* [Required work] All records need to be reproduced exactly. Keep every word as it is.

* [Material shown]
[Start of Attachment]

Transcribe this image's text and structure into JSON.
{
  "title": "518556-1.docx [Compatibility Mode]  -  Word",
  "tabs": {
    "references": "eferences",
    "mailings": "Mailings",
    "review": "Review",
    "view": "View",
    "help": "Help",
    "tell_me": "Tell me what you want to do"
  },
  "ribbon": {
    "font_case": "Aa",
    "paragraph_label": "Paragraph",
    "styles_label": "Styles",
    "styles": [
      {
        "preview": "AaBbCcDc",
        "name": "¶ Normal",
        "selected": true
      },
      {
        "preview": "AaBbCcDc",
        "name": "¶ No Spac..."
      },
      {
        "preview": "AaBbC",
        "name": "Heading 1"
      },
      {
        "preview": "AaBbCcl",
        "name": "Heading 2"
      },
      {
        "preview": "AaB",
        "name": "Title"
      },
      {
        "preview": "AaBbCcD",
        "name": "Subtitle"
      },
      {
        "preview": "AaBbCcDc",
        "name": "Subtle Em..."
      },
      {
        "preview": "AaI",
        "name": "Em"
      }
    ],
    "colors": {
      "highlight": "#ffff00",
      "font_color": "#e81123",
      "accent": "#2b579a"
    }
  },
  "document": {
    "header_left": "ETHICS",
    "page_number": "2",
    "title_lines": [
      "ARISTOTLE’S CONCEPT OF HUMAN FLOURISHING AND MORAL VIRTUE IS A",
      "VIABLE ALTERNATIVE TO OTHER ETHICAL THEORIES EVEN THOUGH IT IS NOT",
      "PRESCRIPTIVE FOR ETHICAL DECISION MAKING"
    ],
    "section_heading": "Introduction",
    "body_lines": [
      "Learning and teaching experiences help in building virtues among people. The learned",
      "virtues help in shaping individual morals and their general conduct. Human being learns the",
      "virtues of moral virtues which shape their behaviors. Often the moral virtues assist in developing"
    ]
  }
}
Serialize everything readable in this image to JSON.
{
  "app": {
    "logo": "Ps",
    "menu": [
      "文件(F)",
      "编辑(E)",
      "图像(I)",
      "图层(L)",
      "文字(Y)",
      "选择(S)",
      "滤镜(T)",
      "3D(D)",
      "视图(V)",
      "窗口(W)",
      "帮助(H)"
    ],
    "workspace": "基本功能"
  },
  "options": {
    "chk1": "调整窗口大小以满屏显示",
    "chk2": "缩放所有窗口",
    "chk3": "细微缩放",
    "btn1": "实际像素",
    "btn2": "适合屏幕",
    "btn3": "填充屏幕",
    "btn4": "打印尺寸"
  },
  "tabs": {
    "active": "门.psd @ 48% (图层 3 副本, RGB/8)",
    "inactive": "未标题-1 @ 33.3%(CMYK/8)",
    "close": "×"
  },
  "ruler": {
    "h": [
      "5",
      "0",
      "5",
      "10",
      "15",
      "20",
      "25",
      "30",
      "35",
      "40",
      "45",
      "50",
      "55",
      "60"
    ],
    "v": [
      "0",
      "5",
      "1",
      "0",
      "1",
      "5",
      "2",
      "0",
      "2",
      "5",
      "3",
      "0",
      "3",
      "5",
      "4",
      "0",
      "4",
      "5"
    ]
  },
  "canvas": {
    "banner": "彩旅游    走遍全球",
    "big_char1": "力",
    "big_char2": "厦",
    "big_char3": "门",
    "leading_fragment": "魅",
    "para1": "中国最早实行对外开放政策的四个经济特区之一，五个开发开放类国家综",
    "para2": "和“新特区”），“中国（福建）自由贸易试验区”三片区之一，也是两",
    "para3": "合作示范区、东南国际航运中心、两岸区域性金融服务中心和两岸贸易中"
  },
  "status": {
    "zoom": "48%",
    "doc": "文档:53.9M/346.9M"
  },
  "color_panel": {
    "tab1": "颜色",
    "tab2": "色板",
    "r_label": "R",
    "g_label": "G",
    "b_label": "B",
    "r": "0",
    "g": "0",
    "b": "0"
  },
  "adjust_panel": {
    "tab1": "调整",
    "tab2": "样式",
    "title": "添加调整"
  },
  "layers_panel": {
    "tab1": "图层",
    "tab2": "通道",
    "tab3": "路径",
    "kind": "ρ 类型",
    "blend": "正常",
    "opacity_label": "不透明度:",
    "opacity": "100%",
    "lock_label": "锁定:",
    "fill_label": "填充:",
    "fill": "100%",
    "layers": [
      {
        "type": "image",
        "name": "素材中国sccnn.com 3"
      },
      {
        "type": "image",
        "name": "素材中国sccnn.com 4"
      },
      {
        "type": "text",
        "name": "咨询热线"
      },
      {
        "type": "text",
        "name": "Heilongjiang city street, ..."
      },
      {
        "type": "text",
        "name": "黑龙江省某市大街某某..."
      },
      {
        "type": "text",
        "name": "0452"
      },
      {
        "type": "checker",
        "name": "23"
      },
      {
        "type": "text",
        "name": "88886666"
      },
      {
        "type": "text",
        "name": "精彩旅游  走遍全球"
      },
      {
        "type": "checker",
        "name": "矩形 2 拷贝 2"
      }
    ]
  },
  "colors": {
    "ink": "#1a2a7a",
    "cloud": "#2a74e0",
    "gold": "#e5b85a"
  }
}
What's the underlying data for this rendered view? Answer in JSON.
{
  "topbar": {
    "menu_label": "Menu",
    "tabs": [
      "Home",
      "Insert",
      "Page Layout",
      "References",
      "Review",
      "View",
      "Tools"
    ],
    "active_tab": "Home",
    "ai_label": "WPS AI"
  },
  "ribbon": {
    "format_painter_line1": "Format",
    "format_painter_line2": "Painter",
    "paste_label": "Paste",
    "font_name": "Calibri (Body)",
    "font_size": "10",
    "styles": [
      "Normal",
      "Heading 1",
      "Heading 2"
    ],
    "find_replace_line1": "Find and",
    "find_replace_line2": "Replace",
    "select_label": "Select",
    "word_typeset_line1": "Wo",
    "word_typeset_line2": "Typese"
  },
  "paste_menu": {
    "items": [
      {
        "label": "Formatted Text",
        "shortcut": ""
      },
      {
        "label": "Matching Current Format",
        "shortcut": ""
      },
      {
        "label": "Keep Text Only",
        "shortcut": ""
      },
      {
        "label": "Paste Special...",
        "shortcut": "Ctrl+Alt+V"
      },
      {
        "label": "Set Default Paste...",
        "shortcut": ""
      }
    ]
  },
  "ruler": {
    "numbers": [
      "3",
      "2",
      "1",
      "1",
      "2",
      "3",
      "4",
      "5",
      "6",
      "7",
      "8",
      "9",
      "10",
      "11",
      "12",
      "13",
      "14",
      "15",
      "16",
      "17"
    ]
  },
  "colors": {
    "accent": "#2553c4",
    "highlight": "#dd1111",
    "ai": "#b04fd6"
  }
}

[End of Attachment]

* [Finished exercise]
Transcribe this image's text and structure into JSON.
{
  "title": "518556-1.docx [Compatibility Mode]  -  Word",
  "tabs": {
    "references": "eferences",
    "mailings": "Mailings",
    "review": "Review",
    "view": "View",
    "help": "Help",
    "tell_me": "Tell me what you want to do"
  },
  "ribbon": {
    "font_case": "Aa",
    "paragraph_label": "Paragraph",
    "styles_label": "Styles",
    "styles": [
      {
        "preview": "AaBbCcDc",
        "name": "¶ Normal",
        "selected": true
      },
      {
        "preview": "AaBbCcDc",
        "name": "¶ No Spac..."
      },
      {
        "preview": "AaBbC",
        "name": "Heading 1"
      },
      {
        "preview": "AaBbCcl",
        "name": "Heading 2"
      },
      {
        "preview": "AaB",
        "name": "Title"
      },
      {
        "preview": "AaBbCcD",
        "name": "Subtitle"
      },
      {
        "preview": "AaBbCcDc",
        "name": "Subtle Em..."
      },
      {
        "preview": "AaI",
        "name": "Em"
      }
    ],
    "colors": {
      "highlight": "#ffff00",
      "font_color": "#e81123",
      "accent": "#2b579a"
    }
  },
  "document": {
    "header_left": "ETHICS",
    "page_number": "2",
    "title_lines": [
      "ARISTOTLE’S CONCEPT OF HUMAN FLOURISHING AND MORAL VIRTUE IS A",
      "VIABLE ALTERNATIVE TO OTHER ETHICAL THEORIES EVEN THOUGH IT IS NOT",
      "PRESCRIPTIVE FOR ETHICAL DECISION MAKING"
    ],
    "section_heading": "Introduction",
    "body_lines": [
      "Learning and teaching experiences help in building virtues among people. The learned",
      "virtues help in shaping individual morals and their general conduct. Human being learns the",
      "virtues of moral virtues which shape their behaviors. Often the moral virtues assist in developing"
    ]
  }
}
Serialize everything readable in this image to JSON.
{
  "app": {
    "logo": "Ps",
    "menu": [
      "文件(F)",
      "编辑(E)",
      "图像(I)",
      "图层(L)",
      "文字(Y)",
      "选择(S)",
      "滤镜(T)",
      "3D(D)",
      "视图(V)",
      "窗口(W)",
      "帮助(H)"
    ],
    "workspace": "基本功能"
  },
  "options": {
    "chk1": "调整窗口大小以满屏显示",
    "chk2": "缩放所有窗口",
    "chk3": "细微缩放",
    "btn1": "实际像素",
    "btn2": "适合屏幕",
    "btn3": "填充屏幕",
    "btn4": "打印尺寸"
  },
  "tabs": {
    "active": "门.psd @ 48% (图层 3 副本, RGB/8)",
    "inactive": "未标题-1 @ 33.3%(CMYK/8)",
    "close": "×"
  },
  "ruler": {
    "h": [
      "5",
      "0",
      "5",
      "10",
      "15",
      "20",
      "25",
      "30",
      "35",
      "40",
      "45",
      "50",
      "55",
      "60"
    ],
    "v": [
      "0",
      "5",
      "1",
      "0",
      "1",
      "5",
      "2",
      "0",
      "2",
      "5",
      "3",
      "0",
      "3",
      "5",
      "4",
      "0",
      "4",
      "5"
    ]
  },
  "canvas": {
    "banner": "彩旅游    走遍全球",
    "big_char1": "力",
    "big_char2": "厦",
    "big_char3": "门",
    "leading_fragment": "魅",
    "para1": "中国最早实行对外开放政策的四个经济特区之一，五个开发开放类国家综",
    "para2": "和“新特区”），“中国（福建）自由贸易试验区”三片区之一，也是两",
    "para3": "合作示范区、东南国际航运中心、两岸区域性金融服务中心和两岸贸易中"
  },
  "status": {
    "zoom": "48%",
    "doc": "文档:53.9M/346.9M"
  },
  "color_panel": {
    "tab1": "颜色",
    "tab2": "色板",
    "r_label": "R",
    "g_label": "G",
    "b_label": "B",
    "r": "0",
    "g": "0",
    "b": "0"
  },
  "adjust_panel": {
    "tab1": "调整",
    "tab2": "样式",
    "title": "添加调整"
  },
  "layers_panel": {
    "tab1": "图层",
    "tab2": "通道",
    "tab3": "路径",
    "kind": "ρ 类型",
    "blend": "正常",
    "opacity_label": "不透明度:",
    "opacity": "100%",
    "lock_label": "锁定:",
    "fill_label": "填充:",
    "fill": "100%",
    "layers": [
      {
        "type": "image",
        "name": "素材中国sccnn.com 3"
      },
      {
        "type": "image",
        "name": "素材中国sccnn.com 4"
      },
      {
        "type": "text",
        "name": "咨询热线"
      },
      {
        "type": "text",
        "name": "Heilongjiang city street, ..."
      },
      {
        "type": "text",
        "name": "黑龙江省某市大街某某..."
      },
      {
        "type": "text",
        "name": "0452"
      },
      {
        "type": "checker",
        "name": "23"
      },
      {
        "type": "text",
        "name": "88886666"
      },
      {
        "type": "text",
        "name": "精彩旅游  走遍全球"
      },
      {
        "type": "checker",
        "name": "矩形 2 拷贝 2"
      }
    ]
  },
  "colors": {
    "ink": "#1a2a7a",
    "cloud": "#2a74e0",
    "gold": "#e5b85a"
  }
}
What's the underlying data for this rendered view? Answer in JSON.
{
  "topbar": {
    "menu_label": "Menu",
    "tabs": [
      "Home",
      "Insert",
      "Page Layout",
      "References",
      "Review",
      "View",
      "Tools"
    ],
    "active_tab": "Home",
    "ai_label": "WPS AI"
  },
  "ribbon": {
    "format_painter_line1": "Format",
    "format_painter_line2": "Painter",
    "paste_label": "Paste",
    "font_name": "Calibri (Body)",
    "font_size": "10",
    "styles": [
      "Normal",
      "Heading 1",
      "Heading 2"
    ],
    "find_replace_line1": "Find and",
    "find_replace_line2": "Replace",
    "select_label": "Select",
    "word_typeset_line1": "Wo",
    "word_typeset_line2": "Typese"
  },
  "paste_menu": {
    "items": [
      {
        "label": "Formatted Text",
        "shortcut": ""
      },
      {
        "label": "Matching Current Format",
        "shortcut": ""
      },
      {
        "label": "Keep Text Only",
        "shortcut": ""
      },
      {
        "label": "Paste Special...",
        "shortcut": "Ctrl+Alt+V"
      },
      {
        "label": "Set Default Paste...",
        "shortcut": ""
      }
    ]
  },
  "ruler": {
    "numbers": [
      "3",
      "2",
      "1",
      "1",
      "2",
      "3",
      "4",
      "5",
      "6",
      "7",
      "8",
      "9",
      "10",
      "11",
      "12",
      "13",
      "14",
      "15",
      "16",
      "17"
    ]
  },
  "colors": {
    "accent": "#2553c4",
    "highlight": "#dd1111",
    "ai": "#b04fd6"
  }
}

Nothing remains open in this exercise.